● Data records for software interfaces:
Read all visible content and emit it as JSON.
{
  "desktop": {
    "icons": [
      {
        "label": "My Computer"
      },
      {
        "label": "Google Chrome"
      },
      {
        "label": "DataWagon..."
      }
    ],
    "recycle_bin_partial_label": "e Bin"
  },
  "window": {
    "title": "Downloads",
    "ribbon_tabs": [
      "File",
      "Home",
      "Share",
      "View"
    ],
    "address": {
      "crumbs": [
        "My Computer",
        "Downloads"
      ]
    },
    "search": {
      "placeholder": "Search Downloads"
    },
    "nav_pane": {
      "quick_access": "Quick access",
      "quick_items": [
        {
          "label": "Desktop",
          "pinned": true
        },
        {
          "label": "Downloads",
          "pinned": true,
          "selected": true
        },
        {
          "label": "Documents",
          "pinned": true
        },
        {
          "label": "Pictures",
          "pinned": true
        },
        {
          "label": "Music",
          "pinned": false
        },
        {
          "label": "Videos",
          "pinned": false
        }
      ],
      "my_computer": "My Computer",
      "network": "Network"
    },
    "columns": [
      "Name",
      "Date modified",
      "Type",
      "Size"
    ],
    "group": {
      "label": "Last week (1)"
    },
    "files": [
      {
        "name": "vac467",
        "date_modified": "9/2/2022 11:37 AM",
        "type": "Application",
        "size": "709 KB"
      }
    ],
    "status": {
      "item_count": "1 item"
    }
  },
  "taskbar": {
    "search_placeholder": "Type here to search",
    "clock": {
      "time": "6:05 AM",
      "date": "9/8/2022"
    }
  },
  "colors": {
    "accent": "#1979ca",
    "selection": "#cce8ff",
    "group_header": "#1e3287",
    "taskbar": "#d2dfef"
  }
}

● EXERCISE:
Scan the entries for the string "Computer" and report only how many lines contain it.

● ANSWER TO THIS TASK:
3